____ RECORDED DATA

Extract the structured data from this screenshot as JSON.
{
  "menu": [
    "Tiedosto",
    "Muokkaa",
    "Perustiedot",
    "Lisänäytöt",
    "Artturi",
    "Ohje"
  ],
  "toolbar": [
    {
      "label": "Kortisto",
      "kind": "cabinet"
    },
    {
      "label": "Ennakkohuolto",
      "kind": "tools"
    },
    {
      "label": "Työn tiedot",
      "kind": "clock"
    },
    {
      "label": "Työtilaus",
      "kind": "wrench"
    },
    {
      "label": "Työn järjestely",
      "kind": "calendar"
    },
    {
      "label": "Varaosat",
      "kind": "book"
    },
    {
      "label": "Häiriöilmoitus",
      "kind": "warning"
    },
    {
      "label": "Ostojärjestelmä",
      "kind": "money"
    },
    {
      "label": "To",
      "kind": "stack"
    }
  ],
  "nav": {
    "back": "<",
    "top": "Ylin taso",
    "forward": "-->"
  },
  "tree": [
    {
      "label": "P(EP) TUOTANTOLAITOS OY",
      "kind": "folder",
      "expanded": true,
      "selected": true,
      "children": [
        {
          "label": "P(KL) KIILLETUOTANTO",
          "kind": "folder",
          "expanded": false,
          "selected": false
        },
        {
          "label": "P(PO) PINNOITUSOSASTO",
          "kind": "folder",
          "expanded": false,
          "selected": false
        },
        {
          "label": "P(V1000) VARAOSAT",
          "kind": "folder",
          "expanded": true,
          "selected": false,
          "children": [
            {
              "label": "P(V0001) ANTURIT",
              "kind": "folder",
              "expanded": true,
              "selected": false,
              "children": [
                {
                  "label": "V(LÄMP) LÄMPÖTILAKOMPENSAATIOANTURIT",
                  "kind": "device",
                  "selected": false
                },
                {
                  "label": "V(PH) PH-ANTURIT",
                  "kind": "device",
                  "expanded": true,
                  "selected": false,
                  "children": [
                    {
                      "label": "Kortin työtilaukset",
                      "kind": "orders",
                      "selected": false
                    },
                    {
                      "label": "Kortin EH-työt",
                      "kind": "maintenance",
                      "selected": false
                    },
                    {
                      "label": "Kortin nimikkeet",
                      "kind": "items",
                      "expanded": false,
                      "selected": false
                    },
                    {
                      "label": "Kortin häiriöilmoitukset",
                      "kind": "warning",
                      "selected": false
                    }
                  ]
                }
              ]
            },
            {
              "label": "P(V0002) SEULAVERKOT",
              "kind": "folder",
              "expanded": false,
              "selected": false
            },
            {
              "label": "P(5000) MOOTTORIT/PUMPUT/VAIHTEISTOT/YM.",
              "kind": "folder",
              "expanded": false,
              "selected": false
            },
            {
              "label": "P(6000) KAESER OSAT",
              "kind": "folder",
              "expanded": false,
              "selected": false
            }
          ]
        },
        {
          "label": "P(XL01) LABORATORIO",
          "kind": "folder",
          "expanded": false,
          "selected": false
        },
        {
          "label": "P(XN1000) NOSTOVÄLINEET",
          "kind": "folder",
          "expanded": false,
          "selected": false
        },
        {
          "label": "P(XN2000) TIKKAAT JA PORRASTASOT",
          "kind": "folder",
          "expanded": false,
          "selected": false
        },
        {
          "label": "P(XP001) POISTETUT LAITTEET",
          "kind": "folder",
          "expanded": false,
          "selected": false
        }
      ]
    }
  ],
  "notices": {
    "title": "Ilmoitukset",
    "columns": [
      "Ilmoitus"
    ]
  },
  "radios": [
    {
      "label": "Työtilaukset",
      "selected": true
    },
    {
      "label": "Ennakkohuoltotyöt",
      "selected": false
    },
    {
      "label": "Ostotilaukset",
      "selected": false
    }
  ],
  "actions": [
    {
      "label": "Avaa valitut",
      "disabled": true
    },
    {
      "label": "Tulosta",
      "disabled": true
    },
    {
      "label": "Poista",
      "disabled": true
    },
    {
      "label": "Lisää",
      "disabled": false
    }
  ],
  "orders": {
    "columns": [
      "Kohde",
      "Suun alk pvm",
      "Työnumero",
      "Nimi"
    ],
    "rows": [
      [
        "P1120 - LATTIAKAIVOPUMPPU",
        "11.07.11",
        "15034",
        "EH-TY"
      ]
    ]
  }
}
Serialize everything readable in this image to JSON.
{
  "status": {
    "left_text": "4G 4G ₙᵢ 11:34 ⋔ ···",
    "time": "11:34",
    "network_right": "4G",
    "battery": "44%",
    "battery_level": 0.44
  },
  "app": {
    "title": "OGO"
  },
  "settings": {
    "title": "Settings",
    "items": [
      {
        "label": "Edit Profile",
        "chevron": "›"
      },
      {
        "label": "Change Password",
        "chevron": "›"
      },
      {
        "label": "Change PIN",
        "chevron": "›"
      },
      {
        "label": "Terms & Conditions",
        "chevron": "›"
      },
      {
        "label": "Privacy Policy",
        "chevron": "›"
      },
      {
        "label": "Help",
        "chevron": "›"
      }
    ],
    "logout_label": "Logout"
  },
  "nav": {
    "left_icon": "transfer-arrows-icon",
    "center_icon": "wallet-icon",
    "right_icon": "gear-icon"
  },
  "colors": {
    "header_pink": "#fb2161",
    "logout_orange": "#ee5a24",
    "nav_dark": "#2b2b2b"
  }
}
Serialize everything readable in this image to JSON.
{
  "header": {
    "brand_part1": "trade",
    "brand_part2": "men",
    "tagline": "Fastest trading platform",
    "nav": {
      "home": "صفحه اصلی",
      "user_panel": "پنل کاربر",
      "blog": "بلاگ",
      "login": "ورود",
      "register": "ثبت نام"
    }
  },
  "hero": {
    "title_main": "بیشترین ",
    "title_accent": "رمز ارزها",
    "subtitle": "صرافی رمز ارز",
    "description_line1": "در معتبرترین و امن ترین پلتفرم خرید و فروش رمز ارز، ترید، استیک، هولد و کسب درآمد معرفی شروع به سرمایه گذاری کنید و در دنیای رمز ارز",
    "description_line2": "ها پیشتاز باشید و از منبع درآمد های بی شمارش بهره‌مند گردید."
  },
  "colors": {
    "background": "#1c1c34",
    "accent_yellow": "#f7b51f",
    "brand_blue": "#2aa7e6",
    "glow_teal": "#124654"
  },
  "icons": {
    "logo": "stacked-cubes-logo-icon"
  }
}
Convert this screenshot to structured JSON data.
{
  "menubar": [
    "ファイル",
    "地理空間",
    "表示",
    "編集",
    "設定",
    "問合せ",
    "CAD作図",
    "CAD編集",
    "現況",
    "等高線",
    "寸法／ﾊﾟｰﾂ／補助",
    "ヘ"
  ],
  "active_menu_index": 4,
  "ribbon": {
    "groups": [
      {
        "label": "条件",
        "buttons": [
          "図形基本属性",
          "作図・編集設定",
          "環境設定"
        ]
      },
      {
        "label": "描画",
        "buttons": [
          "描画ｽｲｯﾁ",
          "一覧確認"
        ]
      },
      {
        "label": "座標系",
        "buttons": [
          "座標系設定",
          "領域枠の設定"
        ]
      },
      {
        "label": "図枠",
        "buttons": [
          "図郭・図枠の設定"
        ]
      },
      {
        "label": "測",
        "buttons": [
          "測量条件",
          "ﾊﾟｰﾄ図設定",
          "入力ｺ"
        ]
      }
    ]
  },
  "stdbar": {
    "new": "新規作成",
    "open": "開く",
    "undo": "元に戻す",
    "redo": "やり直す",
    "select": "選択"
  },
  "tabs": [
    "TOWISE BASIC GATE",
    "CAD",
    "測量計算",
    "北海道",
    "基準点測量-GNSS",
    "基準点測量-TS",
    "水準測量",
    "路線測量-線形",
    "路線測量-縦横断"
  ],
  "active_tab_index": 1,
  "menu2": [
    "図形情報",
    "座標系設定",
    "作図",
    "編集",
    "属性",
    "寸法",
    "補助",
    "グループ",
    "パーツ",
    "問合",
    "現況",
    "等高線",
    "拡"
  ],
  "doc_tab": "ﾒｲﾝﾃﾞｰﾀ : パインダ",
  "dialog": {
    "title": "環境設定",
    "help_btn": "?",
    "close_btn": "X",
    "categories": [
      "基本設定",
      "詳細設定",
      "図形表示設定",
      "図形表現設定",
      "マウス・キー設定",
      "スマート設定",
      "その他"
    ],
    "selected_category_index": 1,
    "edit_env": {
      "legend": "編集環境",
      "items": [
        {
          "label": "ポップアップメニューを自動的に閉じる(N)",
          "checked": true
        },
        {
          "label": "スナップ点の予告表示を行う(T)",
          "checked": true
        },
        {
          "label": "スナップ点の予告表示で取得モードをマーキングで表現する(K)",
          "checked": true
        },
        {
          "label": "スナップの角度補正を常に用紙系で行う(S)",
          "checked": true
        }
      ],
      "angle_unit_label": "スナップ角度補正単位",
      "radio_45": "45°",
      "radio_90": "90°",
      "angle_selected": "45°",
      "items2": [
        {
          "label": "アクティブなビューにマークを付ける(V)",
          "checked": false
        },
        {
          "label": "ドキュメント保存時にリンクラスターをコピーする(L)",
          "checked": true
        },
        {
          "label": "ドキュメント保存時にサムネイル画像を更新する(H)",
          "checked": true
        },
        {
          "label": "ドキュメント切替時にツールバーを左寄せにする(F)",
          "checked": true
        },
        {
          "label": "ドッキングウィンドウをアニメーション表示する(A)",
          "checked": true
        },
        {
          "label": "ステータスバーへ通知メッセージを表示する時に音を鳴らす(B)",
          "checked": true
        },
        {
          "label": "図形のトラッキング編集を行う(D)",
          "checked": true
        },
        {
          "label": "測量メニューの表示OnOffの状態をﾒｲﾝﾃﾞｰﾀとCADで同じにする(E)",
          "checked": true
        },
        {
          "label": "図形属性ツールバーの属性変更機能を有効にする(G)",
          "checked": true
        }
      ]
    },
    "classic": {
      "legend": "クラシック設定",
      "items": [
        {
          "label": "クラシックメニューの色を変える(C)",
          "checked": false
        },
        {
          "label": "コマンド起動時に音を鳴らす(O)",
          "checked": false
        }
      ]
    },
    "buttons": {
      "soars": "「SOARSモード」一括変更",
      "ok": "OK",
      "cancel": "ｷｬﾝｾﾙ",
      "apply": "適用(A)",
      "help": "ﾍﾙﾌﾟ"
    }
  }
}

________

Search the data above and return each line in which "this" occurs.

Extract the structured data from this screenshot as JSON.
Serialize everything readable in this image to JSON.
Serialize everything readable in this image to JSON.
Convert this screenshot to structured JSON data.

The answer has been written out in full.